● **YOUR INSTRUCTIONS**
Where the string "type" appears in a line of the material below, copy that line.

========

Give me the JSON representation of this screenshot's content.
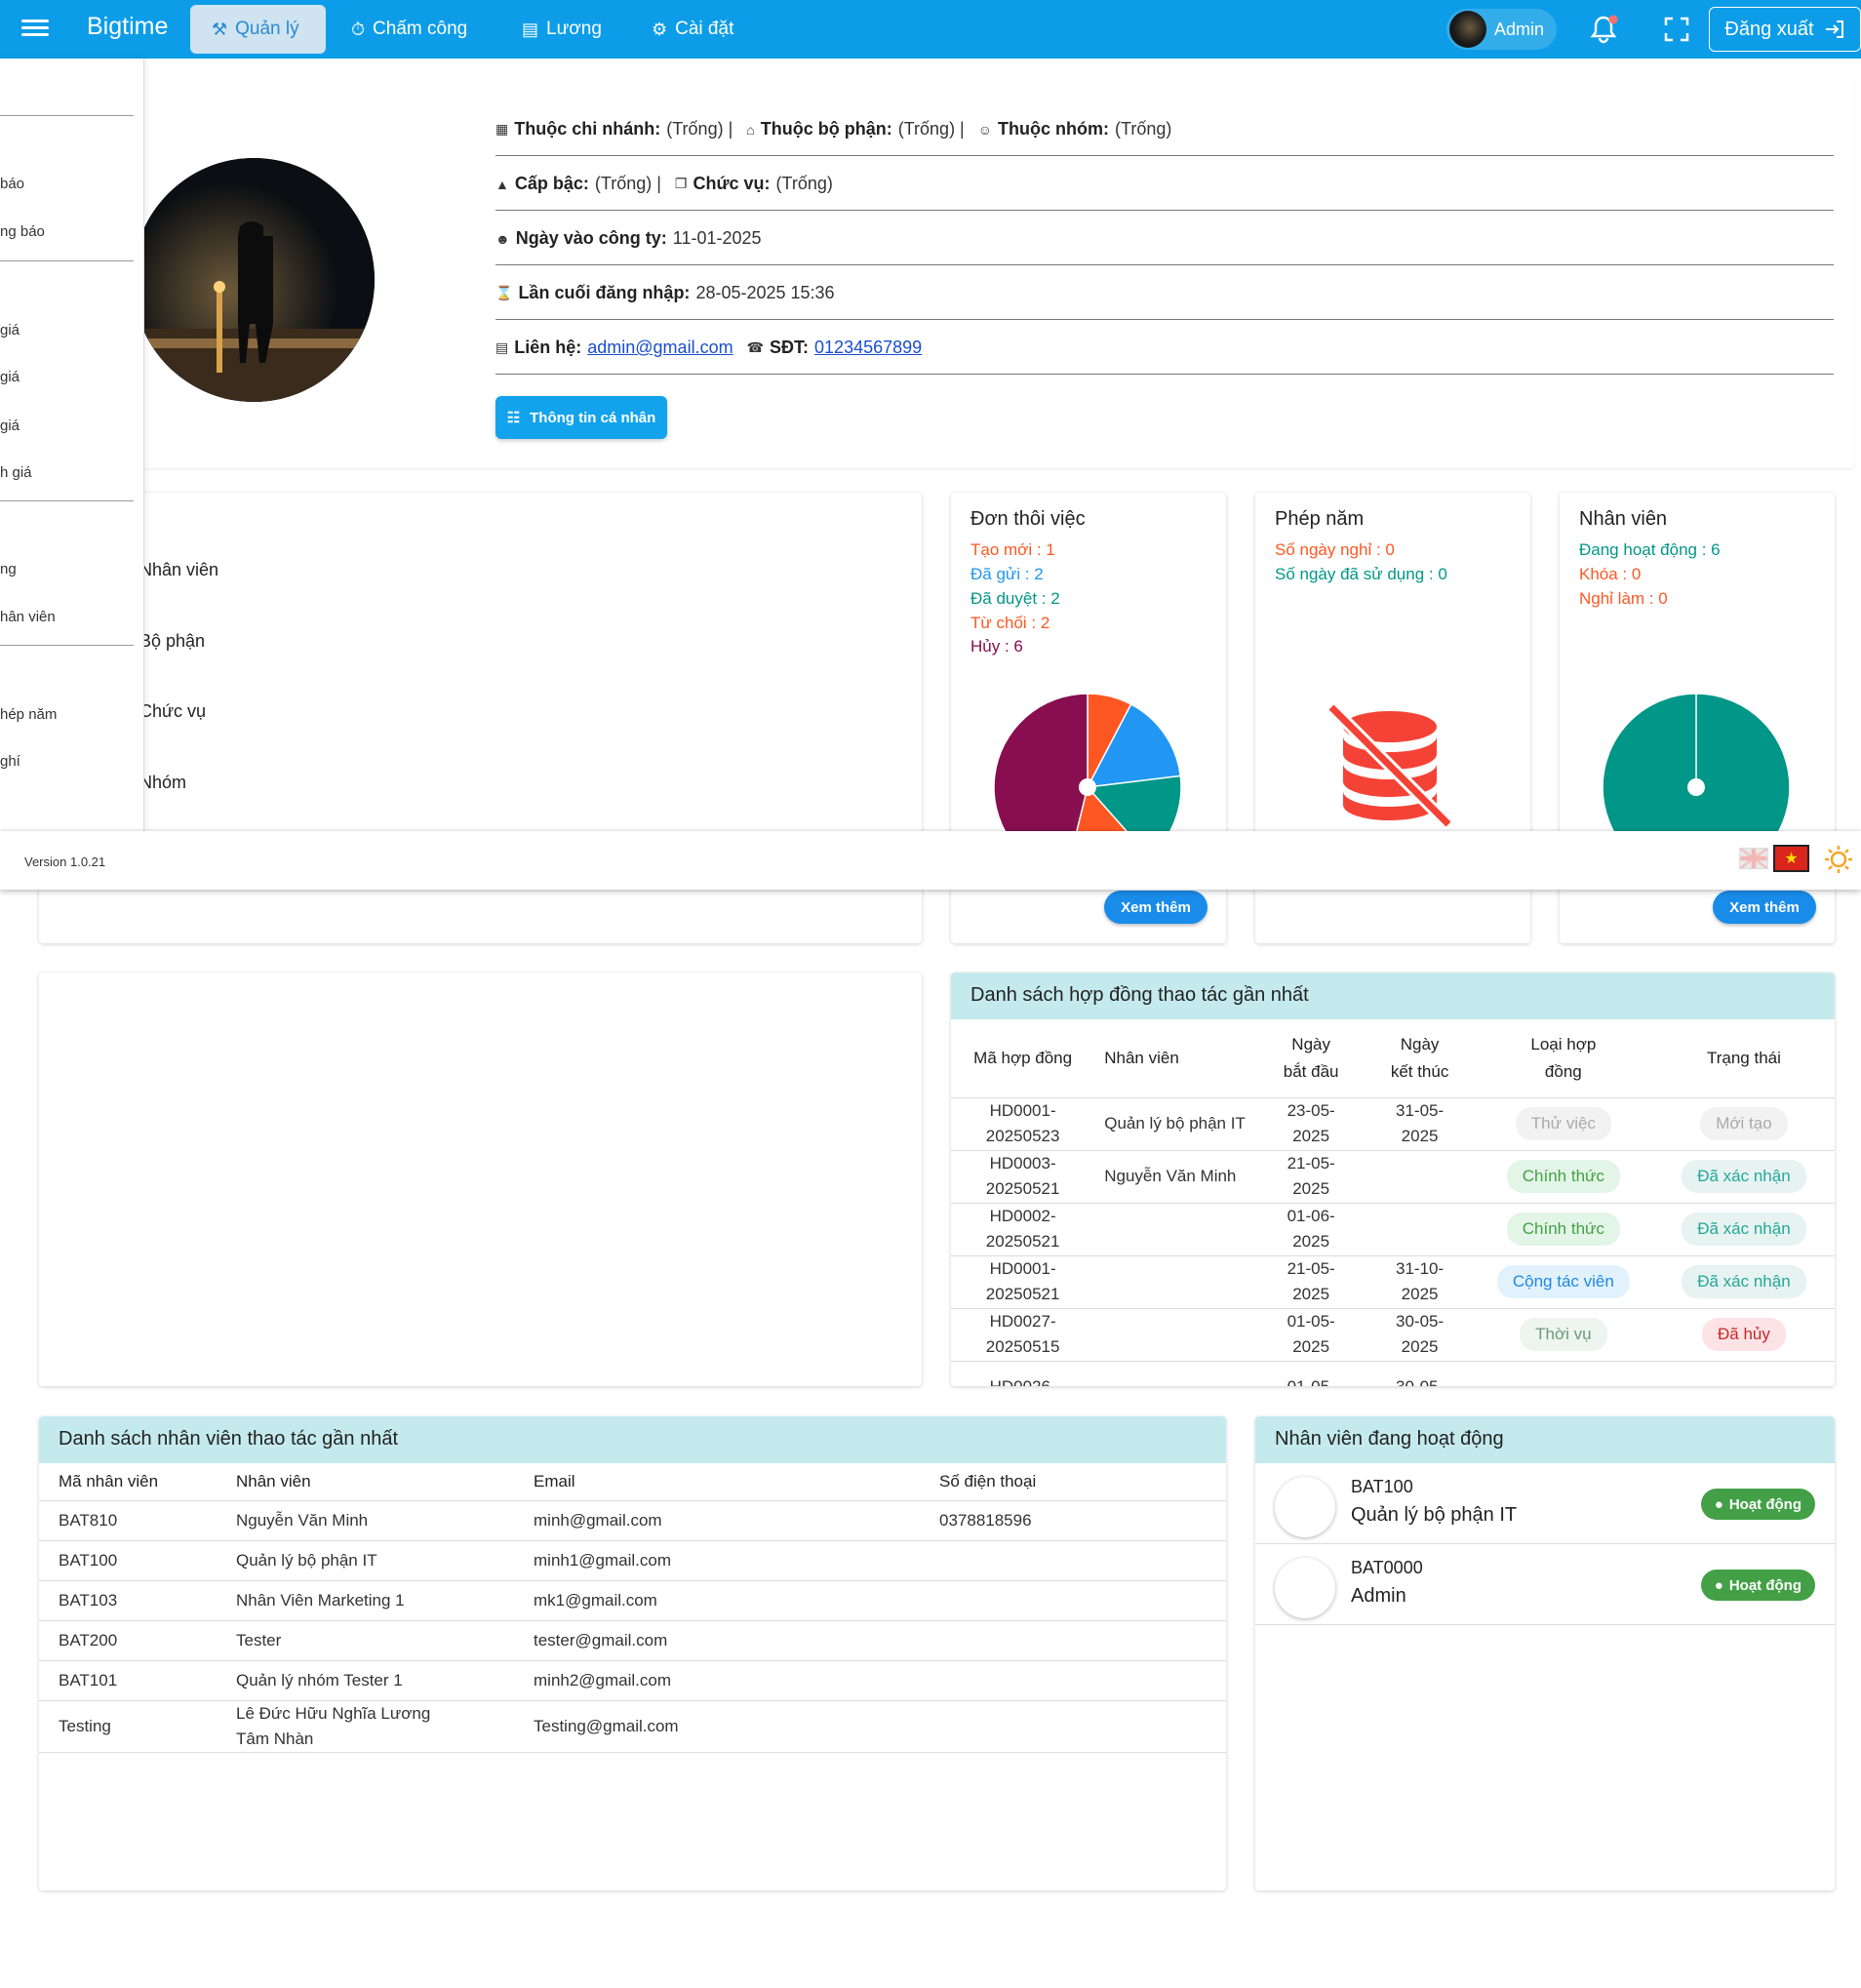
{
  "app": {
    "brand": "Bigtime"
  },
  "nav": {
    "quanly": "Quản lý",
    "chamcong": "Chấm công",
    "luong": "Lương",
    "caidat": "Cài đặt"
  },
  "header": {
    "user_name": "Admin",
    "logout": "Đăng xuất"
  },
  "sidebar": {
    "items": [
      "báo",
      "ng báo",
      "giá",
      "giá",
      "giá",
      "h giá",
      "ng",
      "hân viên",
      "hép năm",
      "ghí"
    ]
  },
  "profile": {
    "branch_label": "Thuộc chi nhánh:",
    "branch_value": "(Trống) |",
    "dept_label": "Thuộc bộ phận:",
    "dept_value": "(Trống) |",
    "group_label": "Thuộc nhóm:",
    "group_value": "(Trống)",
    "level_label": "Cấp bậc:",
    "level_value": "(Trống) |",
    "position_label": "Chức vụ:",
    "position_value": "(Trống)",
    "join_label": "Ngày vào công ty:",
    "join_value": "11-01-2025",
    "lastlogin_label": "Lần cuối đăng nhập:",
    "lastlogin_value": "28-05-2025 15:36",
    "contact_label": "Liên hệ:",
    "contact_email": "admin@gmail.com",
    "phone_label": "SĐT:",
    "phone_value": "01234567899",
    "button": "Thông tin cá nhân"
  },
  "mid_labels": [
    "Nhân viên",
    "Bộ phận",
    "Chức vụ",
    "Nhóm"
  ],
  "resign": {
    "title": "Đơn thôi việc",
    "lines": [
      "Tạo mới : 1",
      "Đã gửi : 2",
      "Đã duyệt : 2",
      "Từ chối : 2",
      "Hủy : 6"
    ],
    "button": "Xem thêm",
    "chart_data": {
      "type": "pie",
      "categories": [
        "Tạo mới",
        "Đã gửi",
        "Đã duyệt",
        "Từ chối",
        "Hủy"
      ],
      "values": [
        1,
        2,
        2,
        2,
        6
      ],
      "colors": [
        "#ff5722",
        "#2196f3",
        "#009688",
        "#ff5722",
        "#880e4f"
      ]
    }
  },
  "leave": {
    "title": "Phép năm",
    "lines": [
      "Số ngày nghỉ : 0",
      "Số ngày đã sử dụng : 0"
    ]
  },
  "staff": {
    "title": "Nhân viên",
    "lines": [
      "Đang hoạt động : 6",
      "Khóa : 0",
      "Nghỉ làm : 0"
    ],
    "button": "Xem thêm",
    "chart_data": {
      "type": "pie",
      "categories": [
        "Đang hoạt động",
        "Khóa",
        "Nghỉ làm"
      ],
      "values": [
        6,
        0,
        0
      ],
      "colors": [
        "#009688",
        "#ff5722",
        "#ff5722"
      ]
    }
  },
  "footer": {
    "version": "Version 1.0.21"
  },
  "contracts": {
    "title": "Danh sách hợp đồng thao tác gần nhất",
    "headers": [
      "Mã hợp đồng",
      "Nhân viên",
      "Ngày bắt đầu",
      "Ngày kết thúc",
      "Loại hợp đồng",
      "Trạng thái"
    ],
    "rows": [
      {
        "code": "HD0001-20250523",
        "employee": "Quản lý bộ phận IT",
        "start": "23-05-2025",
        "end": "31-05-2025",
        "type": "Thử việc",
        "status": "Mới tạo"
      },
      {
        "code": "HD0003-20250521",
        "employee": "Nguyễn Văn Minh",
        "start": "21-05-2025",
        "end": "",
        "type": "Chính thức",
        "status": "Đã xác nhận"
      },
      {
        "code": "HD0002-20250521",
        "employee": "",
        "start": "01-06-2025",
        "end": "",
        "type": "Chính thức",
        "status": "Đã xác nhận"
      },
      {
        "code": "HD0001-20250521",
        "employee": "",
        "start": "21-05-2025",
        "end": "31-10-2025",
        "type": "Cộng tác viên",
        "status": "Đã xác nhận"
      },
      {
        "code": "HD0027-20250515",
        "employee": "",
        "start": "01-05-2025",
        "end": "30-05-2025",
        "type": "Thời vụ",
        "status": "Đã hủy"
      },
      {
        "code": "HD0026-",
        "employee": "",
        "start": "01-05-",
        "end": "30-05-",
        "type": "",
        "status": ""
      }
    ]
  },
  "employees": {
    "title": "Danh sách nhân viên thao tác gần nhất",
    "headers": [
      "Mã nhân viên",
      "Nhân viên",
      "Email",
      "Số điện thoại"
    ],
    "rows": [
      {
        "code": "BAT810",
        "name": "Nguyễn Văn Minh",
        "email": "minh@gmail.com",
        "phone": "0378818596"
      },
      {
        "code": "BAT100",
        "name": "Quản lý bộ phận IT",
        "email": "minh1@gmail.com",
        "phone": ""
      },
      {
        "code": "BAT103",
        "name": "Nhân Viên Marketing 1",
        "email": "mk1@gmail.com",
        "phone": ""
      },
      {
        "code": "BAT200",
        "name": "Tester",
        "email": "tester@gmail.com",
        "phone": ""
      },
      {
        "code": "BAT101",
        "name": "Quản lý nhóm Tester 1",
        "email": "minh2@gmail.com",
        "phone": ""
      },
      {
        "code": "Testing",
        "name": "Lê Đức Hữu Nghĩa Lương Tâm Nhàn",
        "email": "Testing@gmail.com",
        "phone": ""
      }
    ]
  },
  "active": {
    "title": "Nhân viên đang hoạt động",
    "rows": [
      {
        "code": "BAT100",
        "name": "Quản lý bộ phận IT",
        "badge": "Hoạt động"
      },
      {
        "code": "BAT0000",
        "name": "Admin",
        "badge": "Hoạt động"
      }
    ]
  }
}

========

● **RESULT FOR THIS EXERCISE**
      "type": "pie",
      "type": "pie",
        "type": "Thử việc",
        "type": "Chính thức",
        "type": "Chính thức",
        "type": "Cộng tác viên",
        "type": "Thời vụ",
        "type": "",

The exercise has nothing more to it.